Calling it the worst episode of the season and possibly one of the worst in TG history, we complained that the show "tried to do an hour of sketch comedy that just happened to involve some cars." The second installment of The Grand Tour attempted the same thing, but with fewer cars and riffs on Tom Cruise's 2014 film Edge of Tomorrow. Episode two isn't as bad as the ambulance show, but it's close.
Naturally, there are promising elements. Moving around the globe for each episode is a big part of The Grand Tour's appeal, because it blesses the hosts with new choices in beautiful scenery and a new host country to not-so-gently mock. This should bring a lot to the show, especially if this week's trip to South Africa is anything to go by.
We got our first look this week at the show's new intro, which features scenes around Johannesburg and a trio of off-roaders. It's a solid, short, sweet opening, and we're eager to see how the title evolves as the hosts relocate the big tent around the globe. The opening studio segment, meanwhile, is itself an evolution on last week's opener, giving the hosts the opportunity to tease South African President Jacob Zuma's difficulty with numbers. The entire segment got strong, authentic-sounding laughs from the studio audience.
The move to South Africa also brought a new segment that Jeremy and Richard are calling – semi-seriously, we're guessing – "Making James May Do Something He Doesn't Want To Do." In the inaugural segment, James sets out to explore the South African art of spinning, or doing donuts in old BMWs until the tires burst. While spinning seems terribly unsafe, the idea of The Grand Tour exploring local automotive customs and fashions – in its own weird and confused way – is a keeper. That included this week's feature on a homemade Mercedes-Benz C9 Le Mans car. Really, if one thing excites us about The Grand Tour, it's the impact the studio location has on the material.
Jeremy's Aston Martin Vulcan segment, meanwhile, is our first look at the Eboladrome in a full vehicle test. This is a typical Clarkson review, in that it's entertaining, informative, and beautifully shot. Once again, we need to salute the high-quality video on Amazon – the color is rich and every detail seems to pop off the screen.
But the Vulcan test also showed problems. We don't dislike the show's new tame racing driver, The American, but the jury is still out – we're betting his stereotypical jokes will get old in the next few weeks. Mike Skinner's work aside, the Eboladrome is a bigger problem. Its most complex sections are simply too narrow for a vehicle like the Vulcan to run and still return an impressive lap time. In the Aston's case, it barely beat a road-going McLaren 650S – on the TG Test Track, we'd expect several seconds separating the two (even though the track-only Vulcan technically wouldn't be eligible on TG). The Grand Tour needs a more balanced track for power laps before they can carry the same authority as Top Gear's.

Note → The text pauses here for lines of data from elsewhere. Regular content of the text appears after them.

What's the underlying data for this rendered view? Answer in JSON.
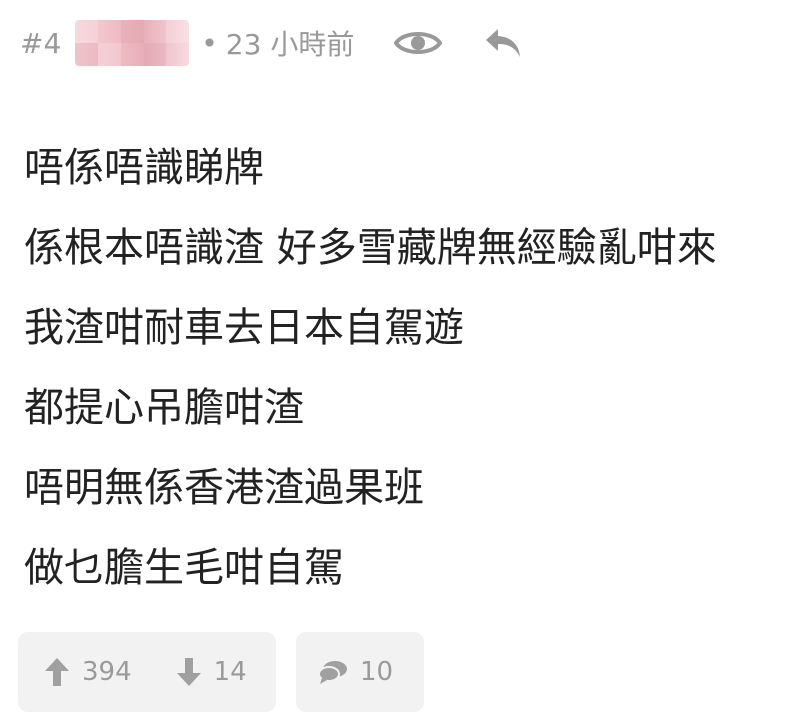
{
  "post": {
    "number": "#4",
    "separator": "•",
    "time": "23 小時前",
    "lines": [
      "唔係唔識睇牌",
      "係根本唔識渣 好多雪藏牌無經驗亂咁來",
      "我渣咁耐車去日本自駕遊",
      "都提心吊膽咁渣",
      "唔明無係香港渣過果班",
      "做乜膽生毛咁自駕"
    ],
    "upvotes": "394",
    "downvotes": "14",
    "comments": "10"
  },
  "icons": {
    "view": "eye-icon",
    "reply": "reply-icon",
    "upvote": "arrow-up-icon",
    "downvote": "arrow-down-icon",
    "comment": "comment-icon"
  },
  "colors": {
    "meta_gray": "#999999",
    "text": "#222222",
    "box_bg": "#f2f2f2"
  }
}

The far bigger issue in episode two is the basis for its name, Operation Desert Stumble. The two-part video takes the three stooges to a special forces training base in Jordan, where Executive Producer Andy Wilman challenges them to infiltrate a town, steal a car, get to an airport, take down a plane full of terrorists, rescue a VIP, and escape to an embassy. Like with the ambulance film, however, a promising concept falls by the wayside in favor of jokes, in this case Jeremy being molested by terrorists and James being repeatedly shot by a sniper.
Better conceived and ultimately more entertaining than the ambulance film, Operation Desert Stumble has some authentically funny elements. Reviewing an Audi S8 Plus while dodging terrorist gunfire is good, and your author snorted in laughter when Hammond asked if he should tickle Jeremy to force him to exit a Blackhawk helicopter. There's some lampooning of war movie clichés, too, although Clarkson's bit with Samuel Barber's Adagio for Strings is a bit much. But the amusing parts and chemistry of the three hosts can only do so much with the material on offer. There's just so much deeply unfunny stuff here. A pantsless Clarkson gets blown up by a fragmentation grenade, and later, Hammond gets killed in a "knife fight." May, meanwhile, is a murderous bastard. He shoots Hammond – twice – and then executes the Queen of England.
And as for Celebrity Braincrash, it deserves a death far more gruesome than anything the team suffered during Operation Desert Stumble. This week, a "lion" mauls Charlize Theron. This may have to be our last mention of Celebrity Braincrash, because it's the worst television concept since the long-forgotten Top Gear Stunt Man.
Jeremy Clarkson warned us that cars wouldn't feature in this week's episode, and perhaps we should have listened. The Grand Tour, like Top Gear before it, is at its best when it does two things – the hosts share their screen time with the cars, and the script walks the line between primetime comedy and reality TV. Episode two is a reminder of these facts.